UK clinicians describe case of poppers maculopathy

A patient whose symptoms persisted following cataract surgery was found to have maculopathy caused by the inhalation of recreational drugs

A doctor wearing white lab coat writing a prescription

Moorfields Eye Hospital clinicians have described their treatment of a patient who was found to have poppers maculopathy after his symptoms persisted following cataract surgery.

Writing in BMJ Case Reports, the clinicians described how a man in his late 50s presented to a routine optometry appointment with blurred vision and difficulty reading road signs when driving.

His unaided visual acuity had dropped over the course of a year from 6/6 to 6/12+3 bilaterally.

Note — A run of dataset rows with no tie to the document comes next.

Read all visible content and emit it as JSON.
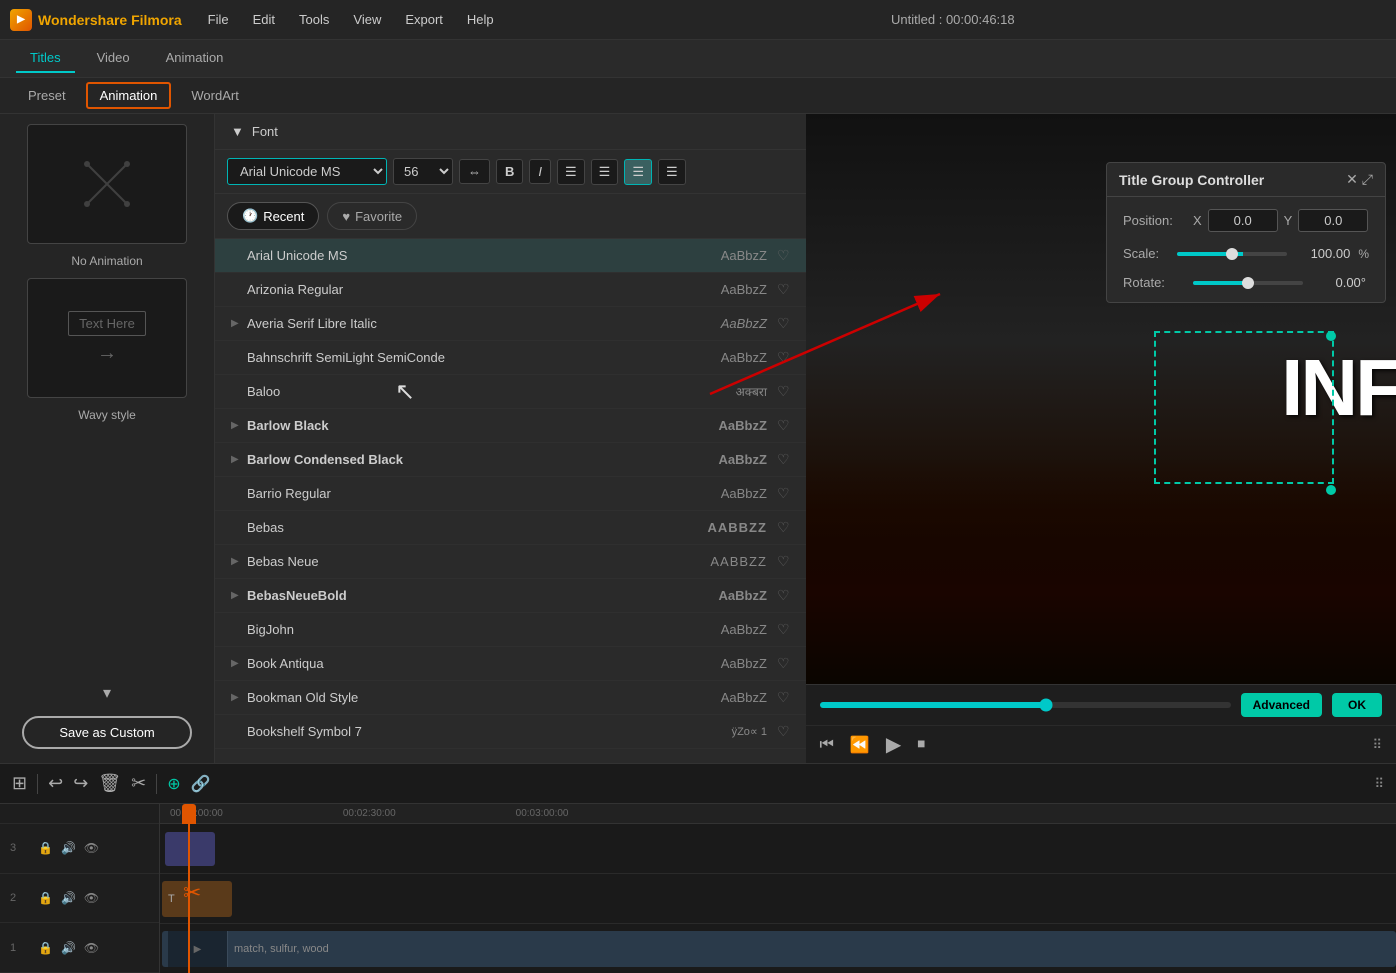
{
  "app": {
    "name": "Wondershare Filmora",
    "title": "Untitled : 00:00:46:18"
  },
  "menu": {
    "items": [
      "File",
      "Edit",
      "Tools",
      "View",
      "Export",
      "Help"
    ]
  },
  "tabs": {
    "main": [
      "Titles",
      "Video",
      "Animation"
    ],
    "active_main": "Titles",
    "sub": [
      "Preset",
      "Animation",
      "WordArt"
    ],
    "active_sub": "Animation"
  },
  "left_panel": {
    "animation1_label": "No Animation",
    "animation2_label": "Wavy style",
    "text_preview": "Text Here",
    "save_btn": "Save as Custom"
  },
  "font_panel": {
    "header": "Font",
    "selected_font": "Arial Unicode MS",
    "font_size": "56",
    "filters": {
      "recent": "Recent",
      "favorite": "Favorite"
    },
    "fonts": [
      {
        "name": "Arial Unicode MS",
        "preview": "AaBbzZ",
        "style": "normal",
        "selected": true,
        "expandable": false
      },
      {
        "name": "Arizonia Regular",
        "preview": "AaBbzZ",
        "style": "normal",
        "selected": false,
        "expandable": false
      },
      {
        "name": "Averia Serif Libre Italic",
        "preview": "AaBbzZ",
        "style": "italic",
        "selected": false,
        "expandable": true
      },
      {
        "name": "Bahnschrift SemiLight SemiConde",
        "preview": "AaBbzZ",
        "style": "normal",
        "selected": false,
        "expandable": false
      },
      {
        "name": "Baloo",
        "preview": "अक्बरा",
        "style": "devanagari",
        "selected": false,
        "expandable": false
      },
      {
        "name": "Barlow Black",
        "preview": "AaBbzZ",
        "style": "bold",
        "selected": false,
        "expandable": true
      },
      {
        "name": "Barlow Condensed Black",
        "preview": "AaBbzZ",
        "style": "bold",
        "selected": false,
        "expandable": true
      },
      {
        "name": "Barrio Regular",
        "preview": "AaBbzZ",
        "style": "normal",
        "selected": false,
        "expandable": false
      },
      {
        "name": "Bebas",
        "preview": "AABBZZ",
        "style": "bold",
        "selected": false,
        "expandable": false
      },
      {
        "name": "Bebas Neue",
        "preview": "AABBZZ",
        "style": "normal",
        "selected": false,
        "expandable": true
      },
      {
        "name": "BebasNeueBold",
        "preview": "AaBbzZ",
        "style": "bold",
        "selected": false,
        "expandable": true
      },
      {
        "name": "BigJohn",
        "preview": "AaBbzZ",
        "style": "normal",
        "selected": false,
        "expandable": false
      },
      {
        "name": "Book Antiqua",
        "preview": "AaBbzZ",
        "style": "normal",
        "selected": false,
        "expandable": true
      },
      {
        "name": "Bookman Old Style",
        "preview": "AaBbzZ",
        "style": "normal",
        "selected": false,
        "expandable": true
      },
      {
        "name": "Bookshelf Symbol 7",
        "preview": "ÿZo∝ 1",
        "style": "normal",
        "selected": false,
        "expandable": false
      }
    ],
    "toolbar": {
      "bold": "B",
      "italic": "I",
      "spacing_icon": "⇔",
      "align_left": "≡",
      "align_center": "≡",
      "align_right": "≡",
      "align_justify": "≡"
    }
  },
  "tgc": {
    "title": "Title Group Controller",
    "position_label": "Position:",
    "x_label": "X",
    "x_value": "0.0",
    "y_label": "Y",
    "y_value": "0.0",
    "scale_label": "Scale:",
    "scale_value": "100.00",
    "scale_unit": "%",
    "rotate_label": "Rotate:",
    "rotate_value": "0.00°"
  },
  "preview": {
    "text": "INF",
    "advanced_btn": "Advanced",
    "ok_btn": "OK"
  },
  "timeline": {
    "ruler_marks": [
      "00:02:00:00",
      "00:02:30:00",
      "00:03:00:00"
    ],
    "tracks": [
      {
        "num": "3",
        "label": ""
      },
      {
        "num": "2",
        "label": ""
      },
      {
        "num": "1",
        "label": ""
      }
    ],
    "clip_label": "match, sulfur, wood"
  }
}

A further examination by the optometrist found bilateral cataracts and the patient was referred to a Moorfields Eye Hospital ophthalmologist for consideration of cataract surgery.

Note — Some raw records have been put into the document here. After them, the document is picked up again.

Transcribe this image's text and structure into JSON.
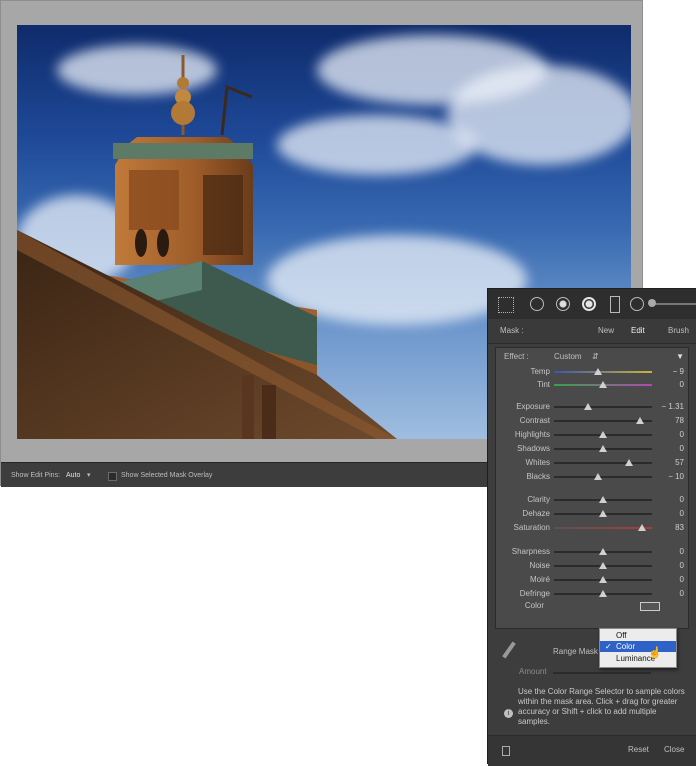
{
  "edit_bar": {
    "show_pins_label": "Show Edit Pins:",
    "show_pins_value": "Auto",
    "overlay_label": "Show Selected Mask Overlay"
  },
  "mask_header": {
    "label": "Mask :",
    "new": "New",
    "edit": "Edit",
    "brush": "Brush"
  },
  "effect": {
    "label": "Effect :",
    "value": "Custom"
  },
  "sliders": [
    {
      "label": "Temp",
      "value": "− 9",
      "pos": 0.45
    },
    {
      "label": "Tint",
      "value": "0",
      "pos": 0.5
    },
    {
      "label": "Exposure",
      "value": "− 1.31",
      "pos": 0.35
    },
    {
      "label": "Contrast",
      "value": "78",
      "pos": 0.88
    },
    {
      "label": "Highlights",
      "value": "0",
      "pos": 0.5
    },
    {
      "label": "Shadows",
      "value": "0",
      "pos": 0.5
    },
    {
      "label": "Whites",
      "value": "57",
      "pos": 0.77
    },
    {
      "label": "Blacks",
      "value": "− 10",
      "pos": 0.45
    },
    {
      "label": "Clarity",
      "value": "0",
      "pos": 0.5
    },
    {
      "label": "Dehaze",
      "value": "0",
      "pos": 0.5
    },
    {
      "label": "Saturation",
      "value": "83",
      "pos": 0.9
    },
    {
      "label": "Sharpness",
      "value": "0",
      "pos": 0.5
    },
    {
      "label": "Noise",
      "value": "0",
      "pos": 0.5
    },
    {
      "label": "Moiré",
      "value": "0",
      "pos": 0.5
    },
    {
      "label": "Defringe",
      "value": "0",
      "pos": 0.5
    }
  ],
  "color_label": "Color",
  "range_mask": {
    "label": "Range Mask",
    "amount_label": "Amount"
  },
  "dropdown": {
    "options": [
      "Off",
      "Color",
      "Luminance"
    ],
    "selected": "Color"
  },
  "help_text": "Use the Color Range Selector to sample colors within the mask area. Click + drag for greater accuracy or Shift + click to add multiple samples.",
  "bottom": {
    "reset": "Reset",
    "close": "Close"
  }
}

After an examination at Moorfields Eye Hospital, the patient had uncomplicated phacoemulsification surgery on his right eye one month later.

At an examination 10 days after surgery, the patient’s unaided visual acuity was 6/12 in his right eye.

The authors note that the lack of expected improvement in the operated eye prompted further investigations.

An examination of optical coherence tomography (OCT) scans found a small defect in the fovea’s ellipsoid zone in both eyes.

The authors highlighted that a further history was taken from the patient, where he revealed that he had used poppers three to four times before his cataract surgery over a period of 18-months.

After referral to a medical retina consultant, the patient was advised about poppers maculopathy and agreed to stop using poppers.

He opted to go ahead with cataract surgery for his left eye – although he was given a guarded prognosis because of the underlying maculopathy.

His unaided visual acuity four months after his first cataract surgery was 6/9 bilaterally, which improved to 6/6 at eight months.

The authors highlighted that the OCT abnormalities remained even as the patient’s vision improved.

“Visual recovery from poppers maculopathy can be excellent after drug cessation despite ongoing abnormalities on OCT scans,” the clinicians shared.